One of several videos that were recently shared to Twitter, show some savvy developers affiliated with @madewithARKit demonstrating how they were able to harness the power of the iPhoneâ€™s camera, processors, and motion sensor array to assist in calculating the size of certain objects in their environment. The videoÂ demonstrates how the utility will work on iPhone and iPad – when a user taps on two locations in their imminent environment, ARKit will determine the distance between them, displaying the result as a free-floating variable that appears onscreen.
— Made With ARKit (@madewithARKit) June 25, 2017
In another demonstration, app developers with Laan Labs were able to create an ARKit-based virtual tape measuring experience, which they claim is actually comparable to physically using a measuring tape. Users can apply the virtual measuring tape by selecting the point where they want it to begin, and then panning the onscreen area in the room to determine where the alternate end of the tape should be placed. Currently one of several ARKit-based projects in development by Laan Labs, the app even applies the virtual measuring tape technique to a picture frame, and an armoire, for further validation.
ARKit & Mobile Gaming
And the possibilities donâ€™t stop there. Various app developers have already begun experimenting with ARKit in their iOS games. One example thatâ€™s already taking shape is a joint project to develop an AR-based Minecraft app, which would allow players to place Minecraft blocks strategically around their imminent environment, while also affording them the pleasure of destroying whatâ€™s been made using Minecraftâ€™s traditional arsenal of destruction utilities. Check out the AR-based Minecraft in the video below.
— Made With ARKit (@madewithARKit) June 26, 2017

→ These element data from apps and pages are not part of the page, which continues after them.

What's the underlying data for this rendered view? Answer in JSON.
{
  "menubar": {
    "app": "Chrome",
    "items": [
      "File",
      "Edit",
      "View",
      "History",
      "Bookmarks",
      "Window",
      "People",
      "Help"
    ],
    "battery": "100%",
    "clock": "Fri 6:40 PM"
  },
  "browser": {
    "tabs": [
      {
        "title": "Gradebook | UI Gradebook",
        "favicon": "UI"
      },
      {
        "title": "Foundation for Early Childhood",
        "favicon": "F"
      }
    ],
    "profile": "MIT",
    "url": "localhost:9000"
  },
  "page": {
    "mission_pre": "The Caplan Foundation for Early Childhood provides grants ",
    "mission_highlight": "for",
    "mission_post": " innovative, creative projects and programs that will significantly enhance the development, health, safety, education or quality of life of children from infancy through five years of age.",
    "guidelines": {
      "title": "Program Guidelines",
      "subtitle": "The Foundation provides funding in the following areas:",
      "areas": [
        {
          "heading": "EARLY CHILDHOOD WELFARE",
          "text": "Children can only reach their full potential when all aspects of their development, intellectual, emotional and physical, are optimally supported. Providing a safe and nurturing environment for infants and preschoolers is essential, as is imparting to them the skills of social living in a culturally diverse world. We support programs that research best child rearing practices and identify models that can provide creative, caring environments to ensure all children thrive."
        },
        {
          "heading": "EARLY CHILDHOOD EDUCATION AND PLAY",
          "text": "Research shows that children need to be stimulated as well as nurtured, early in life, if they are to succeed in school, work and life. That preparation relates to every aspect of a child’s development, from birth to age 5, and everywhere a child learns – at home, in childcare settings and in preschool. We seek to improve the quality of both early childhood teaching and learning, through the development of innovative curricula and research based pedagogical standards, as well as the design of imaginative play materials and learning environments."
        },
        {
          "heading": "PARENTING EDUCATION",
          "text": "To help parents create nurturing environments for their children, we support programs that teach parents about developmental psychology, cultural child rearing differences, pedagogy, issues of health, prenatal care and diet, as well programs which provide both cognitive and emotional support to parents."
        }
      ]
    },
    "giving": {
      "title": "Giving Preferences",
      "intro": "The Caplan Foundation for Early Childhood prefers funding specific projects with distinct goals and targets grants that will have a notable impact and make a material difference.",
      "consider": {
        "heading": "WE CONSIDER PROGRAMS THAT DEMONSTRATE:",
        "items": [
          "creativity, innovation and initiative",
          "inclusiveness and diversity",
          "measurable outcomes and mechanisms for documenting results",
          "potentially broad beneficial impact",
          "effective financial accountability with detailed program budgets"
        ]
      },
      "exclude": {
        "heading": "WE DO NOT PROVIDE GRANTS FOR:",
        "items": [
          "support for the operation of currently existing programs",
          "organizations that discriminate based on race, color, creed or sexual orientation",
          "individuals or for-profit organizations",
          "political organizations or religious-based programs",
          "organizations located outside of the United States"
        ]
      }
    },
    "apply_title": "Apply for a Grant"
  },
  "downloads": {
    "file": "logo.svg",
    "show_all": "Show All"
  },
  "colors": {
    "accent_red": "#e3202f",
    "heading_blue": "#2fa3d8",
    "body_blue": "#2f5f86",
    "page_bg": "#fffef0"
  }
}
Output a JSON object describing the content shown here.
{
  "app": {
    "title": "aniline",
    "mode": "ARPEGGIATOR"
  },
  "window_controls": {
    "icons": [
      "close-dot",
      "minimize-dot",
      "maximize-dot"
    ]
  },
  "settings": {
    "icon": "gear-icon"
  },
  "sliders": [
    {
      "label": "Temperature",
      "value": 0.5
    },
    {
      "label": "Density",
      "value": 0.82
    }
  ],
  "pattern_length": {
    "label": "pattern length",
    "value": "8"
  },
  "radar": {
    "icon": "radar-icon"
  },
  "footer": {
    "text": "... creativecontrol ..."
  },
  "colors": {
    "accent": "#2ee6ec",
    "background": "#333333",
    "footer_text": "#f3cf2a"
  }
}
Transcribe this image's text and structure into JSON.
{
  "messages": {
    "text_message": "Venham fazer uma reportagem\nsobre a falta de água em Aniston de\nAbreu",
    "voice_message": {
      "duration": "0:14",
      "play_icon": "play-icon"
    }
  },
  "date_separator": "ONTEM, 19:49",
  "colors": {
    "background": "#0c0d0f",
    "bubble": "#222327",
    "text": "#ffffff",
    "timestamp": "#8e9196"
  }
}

To learn more about ARKit and what implications it holds for the future of iPhone and iOS, be sure to check out everything you need to know about Appleâ€™s new ARKit here.